Friday, March 24, 2017
The Dangers of ReDisclosure
Under the new TRID rules, failure to offer the borrower a CD that closely resembles the LE puts the lender in a precarious position. Redisclosure is only permitted if certain details of the deal change. If possible, this must occur at least three days prior to closing, possibly pushing out the close another three days. Redisclosure is costly, time consuming and irritating to consumers. It can cause problems with business referral partners who need to close real estate deals on a schedule in order to better serve borrowers who are in transition between residences. Perhaps most significantly, it opens up the lender to other TRID-related problems, like botched timelines, that could render the loan unsellable. If the lender makes an error on the CD and cannot redisclose, the lender must absorb the loss.
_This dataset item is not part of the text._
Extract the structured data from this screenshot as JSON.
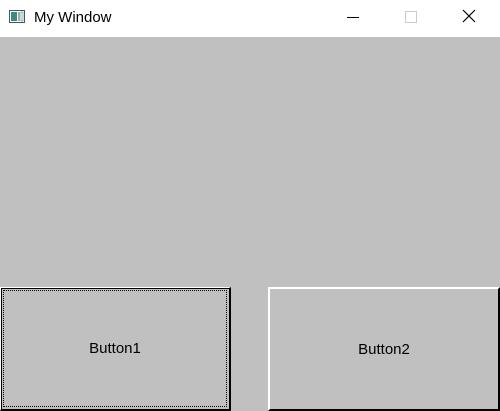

We wrote about this at some length in our new white paper on TRID compliance and in this article on MReport.com.
As you would expect, lenders have worked to avoid these problems by making certain that every cost and fee on the CD is known in advance so that it will always match up with the LE and preserve the timeline. Providing this kind of accuracy is as easy for smaller settlement services companies as it is for larger firms, but since lenders have traditionally not included them in their fee databases they have pushed them out of some deals in favor of larger title networks for which they already know the accurate fees in advance.
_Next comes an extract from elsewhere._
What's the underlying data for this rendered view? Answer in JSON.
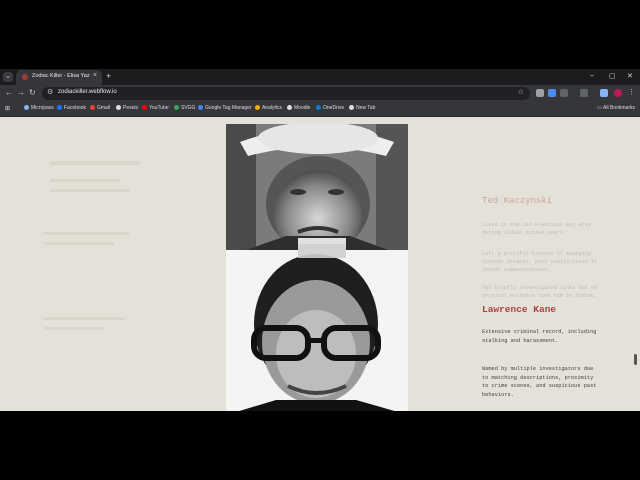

We noticed this trend early on and took steps to protect these smaller firms, and also lenders who were in danger of seeing the dismantling of local business referral machinery they had counted on for years to generate new business.
Some will argue that without an alternative, it’s far better to make fewer loans that you know you can sell than to make many loans that you may end up holding when TRID problems make them unsellable. The truth is that even if their loans are salable, lenders who do not have a good TRID solution will spend more money to close when they absorb losses due to incorrect LEs. Also, there is significant reputation risk from borrowers who feel that they are the victims of a “bait and switch” scam and report it to the CFPB.
What lenders really need is the ability to create “plug and play” title networks based on their own preferences that are capable of delivering guaranteed accurate fees in time for the LE that do not change when the CD is issued. Fortunately, technology currently exists to make this possible. Find out more about it in our new White Paper. It’s available now on our website.